What is expected: Repeat the data verbatim.

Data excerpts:

━━━━━━━━━━

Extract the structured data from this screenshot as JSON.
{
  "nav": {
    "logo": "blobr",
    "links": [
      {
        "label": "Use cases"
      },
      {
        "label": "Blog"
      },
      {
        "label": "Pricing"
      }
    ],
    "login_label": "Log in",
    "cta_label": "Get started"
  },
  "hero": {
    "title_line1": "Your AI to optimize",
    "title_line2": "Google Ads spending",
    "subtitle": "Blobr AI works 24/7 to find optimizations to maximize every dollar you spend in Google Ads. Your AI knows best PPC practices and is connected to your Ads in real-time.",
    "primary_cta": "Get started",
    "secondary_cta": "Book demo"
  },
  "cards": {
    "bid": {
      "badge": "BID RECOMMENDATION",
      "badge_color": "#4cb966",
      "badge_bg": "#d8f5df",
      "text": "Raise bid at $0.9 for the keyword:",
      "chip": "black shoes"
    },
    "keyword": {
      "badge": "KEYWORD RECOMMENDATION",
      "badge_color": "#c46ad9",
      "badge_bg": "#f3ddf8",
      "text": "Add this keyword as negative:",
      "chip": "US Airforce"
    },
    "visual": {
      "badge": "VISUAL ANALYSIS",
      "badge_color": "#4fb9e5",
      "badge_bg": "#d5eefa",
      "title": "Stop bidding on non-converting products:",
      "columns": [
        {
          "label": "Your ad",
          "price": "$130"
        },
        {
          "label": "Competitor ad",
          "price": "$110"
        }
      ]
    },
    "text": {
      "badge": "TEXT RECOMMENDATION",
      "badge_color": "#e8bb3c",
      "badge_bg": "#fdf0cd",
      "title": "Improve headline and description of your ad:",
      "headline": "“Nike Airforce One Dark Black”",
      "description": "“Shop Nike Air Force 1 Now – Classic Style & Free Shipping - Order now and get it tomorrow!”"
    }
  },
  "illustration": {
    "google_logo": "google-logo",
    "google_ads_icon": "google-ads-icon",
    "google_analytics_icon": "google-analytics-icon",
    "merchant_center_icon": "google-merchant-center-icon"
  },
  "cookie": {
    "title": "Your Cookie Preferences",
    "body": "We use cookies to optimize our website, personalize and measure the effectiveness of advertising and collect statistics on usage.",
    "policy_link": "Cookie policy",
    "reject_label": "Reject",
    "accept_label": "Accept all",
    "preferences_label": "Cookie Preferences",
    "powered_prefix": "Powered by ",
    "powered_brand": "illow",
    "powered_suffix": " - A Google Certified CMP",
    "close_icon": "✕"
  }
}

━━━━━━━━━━

Reply to the exercise:
Extract the structured data from this screenshot as JSON.
{
  "nav": {
    "logo": "blobr",
    "links": [
      {
        "label": "Use cases"
      },
      {
        "label": "Blog"
      },
      {
        "label": "Pricing"
      }
    ],
    "login_label": "Log in",
    "cta_label": "Get started"
  },
  "hero": {
    "title_line1": "Your AI to optimize",
    "title_line2": "Google Ads spending",
    "subtitle": "Blobr AI works 24/7 to find optimizations to maximize every dollar you spend in Google Ads. Your AI knows best PPC practices and is connected to your Ads in real-time.",
    "primary_cta": "Get started",
    "secondary_cta": "Book demo"
  },
  "cards": {
    "bid": {
      "badge": "BID RECOMMENDATION",
      "badge_color": "#4cb966",
      "badge_bg": "#d8f5df",
      "text": "Raise bid at $0.9 for the keyword:",
      "chip": "black shoes"
    },
    "keyword": {
      "badge": "KEYWORD RECOMMENDATION",
      "badge_color": "#c46ad9",
      "badge_bg": "#f3ddf8",
      "text": "Add this keyword as negative:",
      "chip": "US Airforce"
    },
    "visual": {
      "badge": "VISUAL ANALYSIS",
      "badge_color": "#4fb9e5",
      "badge_bg": "#d5eefa",
      "title": "Stop bidding on non-converting products:",
      "columns": [
        {
          "label": "Your ad",
          "price": "$130"
        },
        {
          "label": "Competitor ad",
          "price": "$110"
        }
      ]
    },
    "text": {
      "badge": "TEXT RECOMMENDATION",
      "badge_color": "#e8bb3c",
      "badge_bg": "#fdf0cd",
      "title": "Improve headline and description of your ad:",
      "headline": "“Nike Airforce One Dark Black”",
      "description": "“Shop Nike Air Force 1 Now – Classic Style & Free Shipping - Order now and get it tomorrow!”"
    }
  },
  "illustration": {
    "google_logo": "google-logo",
    "google_ads_icon": "google-ads-icon",
    "google_analytics_icon": "google-analytics-icon",
    "merchant_center_icon": "google-merchant-center-icon"
  },
  "cookie": {
    "title": "Your Cookie Preferences",
    "body": "We use cookies to optimize our website, personalize and measure the effectiveness of advertising and collect statistics on usage.",
    "policy_link": "Cookie policy",
    "reject_label": "Reject",
    "accept_label": "Accept all",
    "preferences_label": "Cookie Preferences",
    "powered_prefix": "Powered by ",
    "powered_brand": "illow",
    "powered_suffix": " - A Google Certified CMP",
    "close_icon": "✕"
  }
}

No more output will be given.